(image source l’economiste maghrébin)
Perfumer Lucas Sieuzac
Jubilation 25 demonstrates the richness and evolution I associate with classical 20th century French perfumery. To call it a spicy, floral, oriental, herbal, fruity chypre would capture a lot of the ground this fragrance covers, but it doesn’t really narrow things down. Though formal and classical in style, Jubilation 25 is tough to capture in traditional nomenclature. The rose in the topnotes suggest a grand chypre, but frankincense and myrrh at the base hints at crossing the borders of cultures and perfume genres. Its expansive opening reminds me of Tauer Perfume’s Incense Rosé, but the top really just ushers in a balsamic, woody set of notes that hum like a chorus. The fruit matches the woodiness. It’s a plummy, peachy scent with both the skin of a fruit and the ripe flesh. The ripeness has a strong ‘flavor’, but doesn’t have that feeling of turning fruit as in Rochas Femme and Dior Diorella. Like these two Edmond Rounitska classics, though, the fruit ties this scent’s upper register with its drydown.
Fruity chypre is where Jubilation 25 winds up. Moss, fruit and wood triangulate a balance that is more accurately a set of counterpoints just held in check. Everything I love about skanky fruity chypres is here, yet Jubilation 25 is distinctive. The classic ambery drydown of a chypre is inflected with frankincense, making the final hours of Jubilation 25 dry and confidently stark. This concise drydown makes me feel like the circus-like opening belonged to another fragrance entirely, but one that I’d love to try again.
Which is the the more daunting task? Managing a merger of entangled post-colonial cultures or meeting the standard set by perfumer Guy Robert at the height of his powers with Amouage’s 1983 Gold Woman? Jubilation 25 does both simultaneously. Sieuzac’s final spiking of the ball is meeting these formidable goals by creating a chypre, a form that was dying on the vine by the time Jubilation 25 was released in 2008.

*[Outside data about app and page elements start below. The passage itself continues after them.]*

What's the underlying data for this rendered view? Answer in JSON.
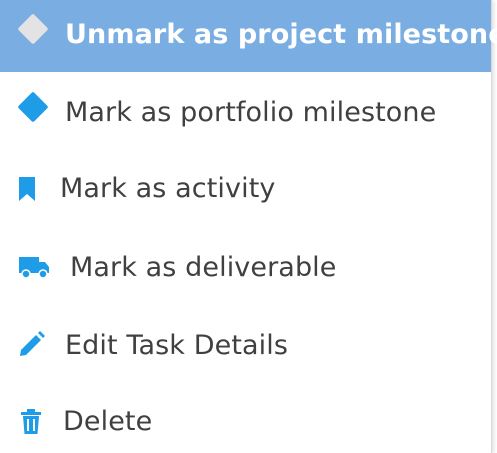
{
  "menu": {
    "items": [
      {
        "label": "Unmark as project milestone",
        "icon": "diamond-icon",
        "selected": true,
        "icon_color": "#e3e3e3"
      },
      {
        "label": "Mark as portfolio milestone",
        "icon": "diamond-icon",
        "selected": false,
        "icon_color": "#1e9ce8"
      },
      {
        "label": "Mark as activity",
        "icon": "bookmark-icon",
        "selected": false,
        "icon_color": "#1e9ce8"
      },
      {
        "label": "Mark as deliverable",
        "icon": "truck-icon",
        "selected": false,
        "icon_color": "#1e9ce8"
      },
      {
        "label": "Edit Task Details",
        "icon": "pencil-icon",
        "selected": false,
        "icon_color": "#1e9ce8"
      },
      {
        "label": "Delete",
        "icon": "trash-icon",
        "selected": false,
        "icon_color": "#1e9ce8"
      }
    ]
  },
  "colors": {
    "highlight": "#7aaee2",
    "accent": "#1e9ce8",
    "text": "#404040"
  }
}
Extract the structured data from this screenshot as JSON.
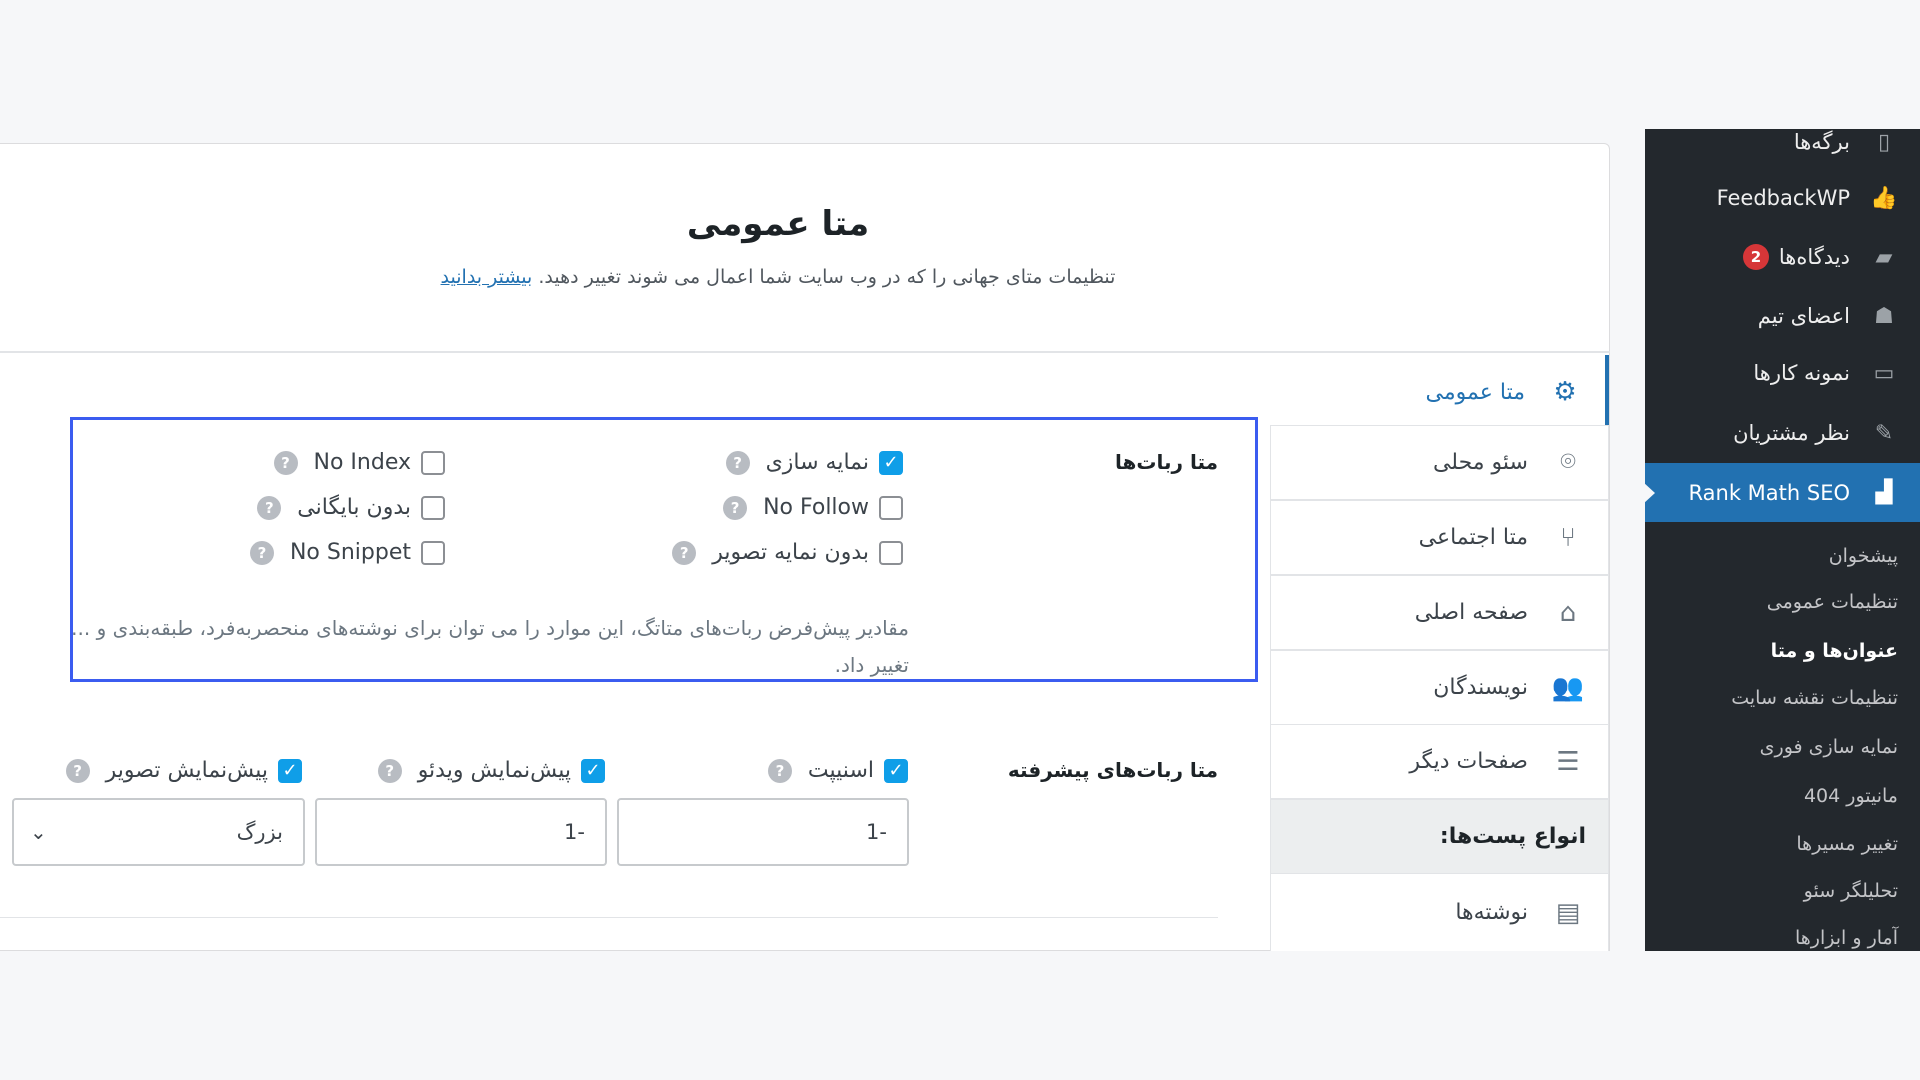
{
  "sidebar": {
    "items": [
      {
        "label": "برگه‌ها",
        "icon": "pages-icon"
      },
      {
        "label": "FeedbackWP",
        "icon": "thumbs-up-icon"
      },
      {
        "label": "دیدگاه‌ها",
        "icon": "comment-icon",
        "badge": "2"
      },
      {
        "label": "اعضای تیم",
        "icon": "team-icon"
      },
      {
        "label": "نمونه کارها",
        "icon": "folder-icon"
      },
      {
        "label": "نظر مشتریان",
        "icon": "pin-icon"
      }
    ],
    "active": {
      "label": "Rank Math SEO",
      "icon": "rank-math-icon"
    },
    "submenu": [
      "پیشخوان",
      "تنظیمات عمومی",
      "عنوان‌ها و متا",
      "تنظیمات نقشه سایت",
      "نمایه سازی فوری",
      "مانیتور 404",
      "تغییر مسیرها",
      "تحلیلگر سئو",
      "آمار و ابزارها"
    ],
    "current_sub": "عنوان‌ها و متا"
  },
  "header": {
    "title": "متا عمومی",
    "subtitle": "تنظیمات متای جهانی را که در وب سایت شما اعمال می شوند تغییر دهید.",
    "learn_more": "بیشتر بدانید"
  },
  "tabs": [
    {
      "label": "متا عمومی",
      "icon": "gear-icon",
      "active": true
    },
    {
      "label": "سئو محلی",
      "icon": "location-pin-icon"
    },
    {
      "label": "متا اجتماعی",
      "icon": "share-icon"
    },
    {
      "label": "صفحه اصلی",
      "icon": "home-icon"
    },
    {
      "label": "نویسندگان",
      "icon": "users-icon"
    },
    {
      "label": "صفحات دیگر",
      "icon": "list-icon"
    },
    {
      "label": "انواع پست‌ها:",
      "header": true
    },
    {
      "label": "نوشته‌ها",
      "icon": "post-icon"
    }
  ],
  "robots": {
    "label": "متا ربات‌ها",
    "options": [
      {
        "label": "نمایه سازی",
        "checked": true
      },
      {
        "label": "No Index",
        "checked": false
      },
      {
        "label": "No Follow",
        "checked": false
      },
      {
        "label": "بدون بایگانی",
        "checked": false
      },
      {
        "label": "بدون نمایه تصویر",
        "checked": false
      },
      {
        "label": "No Snippet",
        "checked": false
      }
    ],
    "description": "مقادیر پیش‌فرض ربات‌های متاتگ، این موارد را می توان برای نوشته‌های منحصربه‌فرد، طبقه‌بندی و ... تغییر داد."
  },
  "advanced": {
    "label": "متا ربات‌های پیشرفته",
    "options": [
      {
        "label": "اسنیپت",
        "checked": true
      },
      {
        "label": "پیش‌نمایش ویدئو",
        "checked": true
      },
      {
        "label": "پیش‌نمایش تصویر",
        "checked": true
      }
    ],
    "snippet_value": "-1",
    "video_value": "-1",
    "image_value": "بزرگ"
  },
  "colors": {
    "accent": "#2271b1",
    "highlight_box": "#3b5cf0",
    "checkbox": "#0f9ee8",
    "admin_bar": "#23282d"
  }
}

A perfume that is the successor to both the Robert Woody Grand Floral and the Roudnitska Decadent Chypre? I wear Jubilation 25 to inoculate myself against my fear that contemporary perfumery, though prolific, has lost sight of ambition.